[Data records for software interfaces]

———

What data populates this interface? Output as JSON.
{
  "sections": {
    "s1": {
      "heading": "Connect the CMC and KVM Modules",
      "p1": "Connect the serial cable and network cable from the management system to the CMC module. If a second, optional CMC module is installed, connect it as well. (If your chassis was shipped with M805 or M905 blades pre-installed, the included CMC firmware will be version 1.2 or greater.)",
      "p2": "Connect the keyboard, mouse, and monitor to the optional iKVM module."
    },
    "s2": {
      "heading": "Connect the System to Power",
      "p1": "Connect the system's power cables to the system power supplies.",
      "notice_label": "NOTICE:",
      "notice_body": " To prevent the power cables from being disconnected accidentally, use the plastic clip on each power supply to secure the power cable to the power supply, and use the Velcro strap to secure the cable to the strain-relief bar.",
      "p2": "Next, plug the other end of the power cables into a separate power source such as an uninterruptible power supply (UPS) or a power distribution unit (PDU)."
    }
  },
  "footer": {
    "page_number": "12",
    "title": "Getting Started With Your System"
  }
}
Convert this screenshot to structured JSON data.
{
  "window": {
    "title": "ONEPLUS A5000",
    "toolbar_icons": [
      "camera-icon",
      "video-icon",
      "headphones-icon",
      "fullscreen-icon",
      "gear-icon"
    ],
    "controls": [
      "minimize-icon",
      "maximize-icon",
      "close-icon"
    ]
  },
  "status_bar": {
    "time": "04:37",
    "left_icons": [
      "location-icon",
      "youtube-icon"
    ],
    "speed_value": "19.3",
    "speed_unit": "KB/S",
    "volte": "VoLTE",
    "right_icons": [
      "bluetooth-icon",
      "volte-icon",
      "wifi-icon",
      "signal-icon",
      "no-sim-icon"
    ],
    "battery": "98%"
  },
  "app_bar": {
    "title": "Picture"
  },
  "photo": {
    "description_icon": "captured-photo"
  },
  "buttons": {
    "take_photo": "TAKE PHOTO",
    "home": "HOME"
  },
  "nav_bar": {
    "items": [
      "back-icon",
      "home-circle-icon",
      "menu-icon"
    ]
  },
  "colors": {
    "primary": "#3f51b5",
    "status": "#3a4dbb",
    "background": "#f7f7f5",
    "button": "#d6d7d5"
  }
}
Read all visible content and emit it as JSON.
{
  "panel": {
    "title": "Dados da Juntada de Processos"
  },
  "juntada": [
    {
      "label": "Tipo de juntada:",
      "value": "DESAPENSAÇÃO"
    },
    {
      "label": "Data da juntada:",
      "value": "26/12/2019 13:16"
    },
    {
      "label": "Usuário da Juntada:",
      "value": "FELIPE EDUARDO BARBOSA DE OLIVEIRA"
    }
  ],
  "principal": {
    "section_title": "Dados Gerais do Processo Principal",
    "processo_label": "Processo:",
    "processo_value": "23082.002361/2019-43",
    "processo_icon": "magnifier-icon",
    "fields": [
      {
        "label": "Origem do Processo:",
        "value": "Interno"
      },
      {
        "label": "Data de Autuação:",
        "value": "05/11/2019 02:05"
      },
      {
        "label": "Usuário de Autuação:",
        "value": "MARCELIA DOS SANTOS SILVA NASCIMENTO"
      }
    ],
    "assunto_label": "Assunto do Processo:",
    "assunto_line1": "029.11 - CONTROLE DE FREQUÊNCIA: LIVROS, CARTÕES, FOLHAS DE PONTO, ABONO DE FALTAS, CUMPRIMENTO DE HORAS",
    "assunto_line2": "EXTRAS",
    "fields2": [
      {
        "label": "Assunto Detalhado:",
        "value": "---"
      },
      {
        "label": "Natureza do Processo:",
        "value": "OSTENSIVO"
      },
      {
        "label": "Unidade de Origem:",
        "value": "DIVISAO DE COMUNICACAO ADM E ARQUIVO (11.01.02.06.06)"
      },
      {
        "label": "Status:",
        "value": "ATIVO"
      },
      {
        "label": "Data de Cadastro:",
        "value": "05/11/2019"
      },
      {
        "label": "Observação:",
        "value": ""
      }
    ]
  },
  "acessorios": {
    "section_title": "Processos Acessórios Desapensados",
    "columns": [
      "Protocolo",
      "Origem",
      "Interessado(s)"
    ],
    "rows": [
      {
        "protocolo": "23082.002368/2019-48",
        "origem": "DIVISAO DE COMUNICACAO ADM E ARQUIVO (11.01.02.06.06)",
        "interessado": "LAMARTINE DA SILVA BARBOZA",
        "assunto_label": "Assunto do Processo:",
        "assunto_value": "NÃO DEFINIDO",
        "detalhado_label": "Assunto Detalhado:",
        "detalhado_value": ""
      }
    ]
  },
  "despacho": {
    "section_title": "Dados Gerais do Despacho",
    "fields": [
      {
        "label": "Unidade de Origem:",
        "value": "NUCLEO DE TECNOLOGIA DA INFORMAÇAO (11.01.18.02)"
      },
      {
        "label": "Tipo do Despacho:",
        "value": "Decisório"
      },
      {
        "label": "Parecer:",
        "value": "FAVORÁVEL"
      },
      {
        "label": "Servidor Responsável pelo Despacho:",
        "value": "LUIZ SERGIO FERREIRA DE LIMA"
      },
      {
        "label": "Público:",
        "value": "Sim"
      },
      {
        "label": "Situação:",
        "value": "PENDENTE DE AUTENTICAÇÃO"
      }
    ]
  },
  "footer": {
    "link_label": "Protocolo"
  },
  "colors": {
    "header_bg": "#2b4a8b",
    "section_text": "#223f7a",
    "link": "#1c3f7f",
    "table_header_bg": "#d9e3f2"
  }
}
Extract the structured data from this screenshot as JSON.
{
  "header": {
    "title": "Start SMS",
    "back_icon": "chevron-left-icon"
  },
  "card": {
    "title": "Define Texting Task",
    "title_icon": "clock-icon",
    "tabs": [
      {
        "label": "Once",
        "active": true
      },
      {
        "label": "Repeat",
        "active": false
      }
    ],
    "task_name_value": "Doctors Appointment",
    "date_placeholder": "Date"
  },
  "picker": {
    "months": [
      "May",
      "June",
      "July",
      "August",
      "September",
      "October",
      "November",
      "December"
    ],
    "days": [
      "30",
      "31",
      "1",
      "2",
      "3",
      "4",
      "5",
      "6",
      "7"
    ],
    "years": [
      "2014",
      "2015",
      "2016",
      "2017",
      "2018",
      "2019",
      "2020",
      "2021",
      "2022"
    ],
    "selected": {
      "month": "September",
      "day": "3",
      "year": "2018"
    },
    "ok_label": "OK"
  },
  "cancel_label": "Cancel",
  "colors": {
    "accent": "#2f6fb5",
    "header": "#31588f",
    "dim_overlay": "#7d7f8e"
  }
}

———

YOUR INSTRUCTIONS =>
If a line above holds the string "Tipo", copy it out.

RESPONSE BELOW =>
      "label": "Tipo de juntada:",
        "label": "Tipo do Despacho:",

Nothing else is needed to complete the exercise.